**EXERCISE MATERIALS**
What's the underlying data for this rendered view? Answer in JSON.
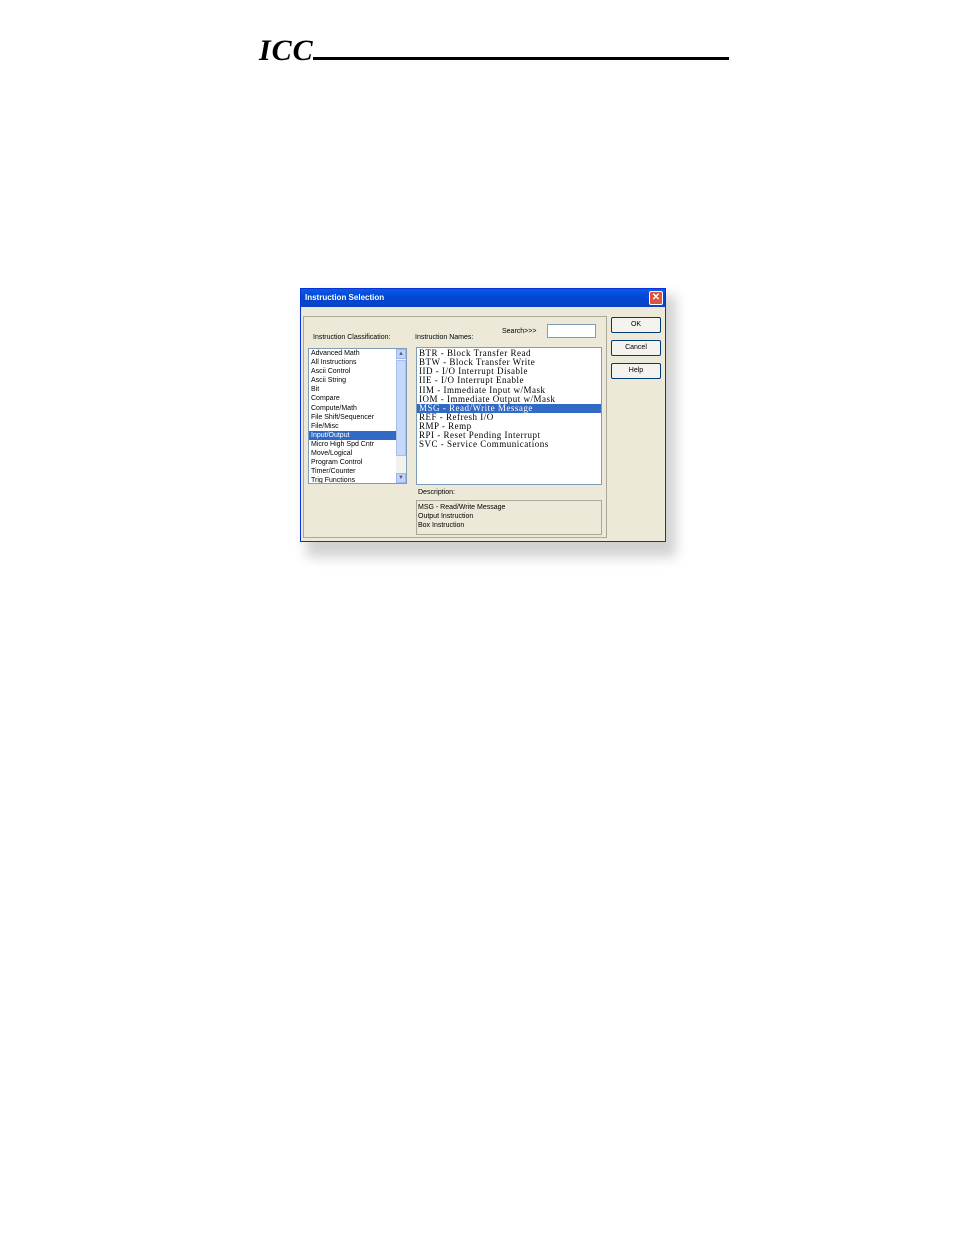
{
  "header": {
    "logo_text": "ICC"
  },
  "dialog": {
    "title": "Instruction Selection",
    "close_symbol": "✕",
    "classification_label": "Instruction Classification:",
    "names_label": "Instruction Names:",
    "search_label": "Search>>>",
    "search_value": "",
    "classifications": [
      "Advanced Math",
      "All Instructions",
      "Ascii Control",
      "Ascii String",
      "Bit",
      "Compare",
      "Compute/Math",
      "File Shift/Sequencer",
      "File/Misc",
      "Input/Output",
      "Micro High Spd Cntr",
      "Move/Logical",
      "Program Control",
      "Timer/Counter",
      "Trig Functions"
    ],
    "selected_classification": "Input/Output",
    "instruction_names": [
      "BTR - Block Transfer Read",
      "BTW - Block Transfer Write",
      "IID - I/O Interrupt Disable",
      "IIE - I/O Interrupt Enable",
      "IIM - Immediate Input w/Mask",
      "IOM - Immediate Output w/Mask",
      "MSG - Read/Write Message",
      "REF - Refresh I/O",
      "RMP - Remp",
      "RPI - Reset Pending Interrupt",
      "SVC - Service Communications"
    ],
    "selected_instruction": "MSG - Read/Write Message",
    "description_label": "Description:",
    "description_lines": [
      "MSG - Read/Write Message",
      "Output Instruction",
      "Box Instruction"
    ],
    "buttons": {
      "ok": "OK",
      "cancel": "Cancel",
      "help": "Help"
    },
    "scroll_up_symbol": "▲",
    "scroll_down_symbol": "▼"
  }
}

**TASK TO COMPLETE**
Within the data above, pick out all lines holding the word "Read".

**WRITTEN REPLY**
      "BTR - Block Transfer Read",
      "MSG - Read/Write Message",
    "selected_instruction": "MSG - Read/Write Message",
      "MSG - Read/Write Message",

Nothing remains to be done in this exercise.